In this blog post I explain why GitHub actions don’t trigger each other by default, helping you how to achieve it.
Last week I wrote about how I configured a GitHub action to change this blog theme every day. Today I will explain you why I lost some time trying to understand why that action was not triggering my deploy to GitHub Pages action.
Let's first do a side by side comparison on how each action is triggered:
name: publish on: push: branches: - master
Deploy is based on commits made to master
name: update-theme-color on: schedule: - cron: "0 0 * * *"
Change blog theme color is based on a cron job
Intuitively you would think that once the
update-theme-color action runs, which creates a new commit in master, triggers the
publish action, since it reacts to master branch updates.
That is not the case!
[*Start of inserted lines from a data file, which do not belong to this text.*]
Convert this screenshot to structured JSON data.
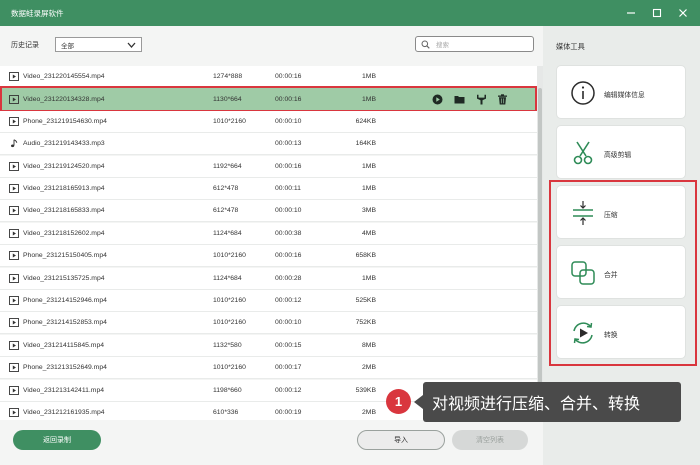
{
  "window": {
    "title": "数据蛙录屏软件"
  },
  "toolbar": {
    "history_label": "历史记录",
    "filter_value": "全部",
    "search_placeholder": "搜索"
  },
  "files": [
    {
      "name": "Video_231220145554.mp4",
      "type": "video",
      "resolution": "1274*888",
      "duration": "00:00:16",
      "size": "1MB"
    },
    {
      "name": "Video_231220134328.mp4",
      "type": "video",
      "resolution": "1130*664",
      "duration": "00:00:16",
      "size": "1MB",
      "selected": true
    },
    {
      "name": "Phone_231219154630.mp4",
      "type": "video",
      "resolution": "1010*2160",
      "duration": "00:00:10",
      "size": "624KB"
    },
    {
      "name": "Audio_231219143433.mp3",
      "type": "audio",
      "resolution": "",
      "duration": "00:00:13",
      "size": "164KB"
    },
    {
      "name": "Video_231219124520.mp4",
      "type": "video",
      "resolution": "1192*664",
      "duration": "00:00:16",
      "size": "1MB"
    },
    {
      "name": "Video_231218165913.mp4",
      "type": "video",
      "resolution": "612*478",
      "duration": "00:00:11",
      "size": "1MB"
    },
    {
      "name": "Video_231218165833.mp4",
      "type": "video",
      "resolution": "612*478",
      "duration": "00:00:10",
      "size": "3MB"
    },
    {
      "name": "Video_231218152602.mp4",
      "type": "video",
      "resolution": "1124*684",
      "duration": "00:00:38",
      "size": "4MB"
    },
    {
      "name": "Phone_231215150405.mp4",
      "type": "video",
      "resolution": "1010*2160",
      "duration": "00:00:16",
      "size": "658KB"
    },
    {
      "name": "Video_231215135725.mp4",
      "type": "video",
      "resolution": "1124*684",
      "duration": "00:00:28",
      "size": "1MB"
    },
    {
      "name": "Phone_231214152946.mp4",
      "type": "video",
      "resolution": "1010*2160",
      "duration": "00:00:12",
      "size": "525KB"
    },
    {
      "name": "Phone_231214152853.mp4",
      "type": "video",
      "resolution": "1010*2160",
      "duration": "00:00:10",
      "size": "752KB"
    },
    {
      "name": "Video_231214115845.mp4",
      "type": "video",
      "resolution": "1132*580",
      "duration": "00:00:15",
      "size": "8MB"
    },
    {
      "name": "Phone_231213152649.mp4",
      "type": "video",
      "resolution": "1010*2160",
      "duration": "00:00:17",
      "size": "2MB"
    },
    {
      "name": "Video_231213142411.mp4",
      "type": "video",
      "resolution": "1198*660",
      "duration": "00:00:12",
      "size": "539KB"
    },
    {
      "name": "Video_231212161935.mp4",
      "type": "video",
      "resolution": "610*336",
      "duration": "00:00:19",
      "size": "2MB"
    }
  ],
  "row_actions": [
    "play-icon",
    "folder-icon",
    "wrench-icon",
    "trash-icon"
  ],
  "sidebar": {
    "title": "媒体工具",
    "tools": [
      {
        "label": "编辑媒体信息",
        "icon": "info-icon"
      },
      {
        "label": "高级剪辑",
        "icon": "scissors-icon"
      },
      {
        "label": "压缩",
        "icon": "compress-icon"
      },
      {
        "label": "合并",
        "icon": "merge-icon"
      },
      {
        "label": "转换",
        "icon": "convert-icon"
      }
    ]
  },
  "footer": {
    "back_label": "返回录制",
    "import_label": "导入",
    "clear_label": "清空列表"
  },
  "callout": {
    "number": "1",
    "text": "对视频进行压缩、合并、转换"
  },
  "colors": {
    "brand_green": "#3f8f62",
    "selected_row": "#9fcba6",
    "highlight_red": "#d9363e",
    "callout_bg": "#4a4a4a"
  }
}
By default GitHub Actions don't trigger each other to prevent recursive runs. For an action
X to be triggered by action
Y, then action
X needs to observe action
To observe actions execution, the
workflow_run reaction needs to be included. Here's how I reconfigured the
name: publish on: push: branches: - master workflow_run: workflows: ["update-theme-color"] types: - completed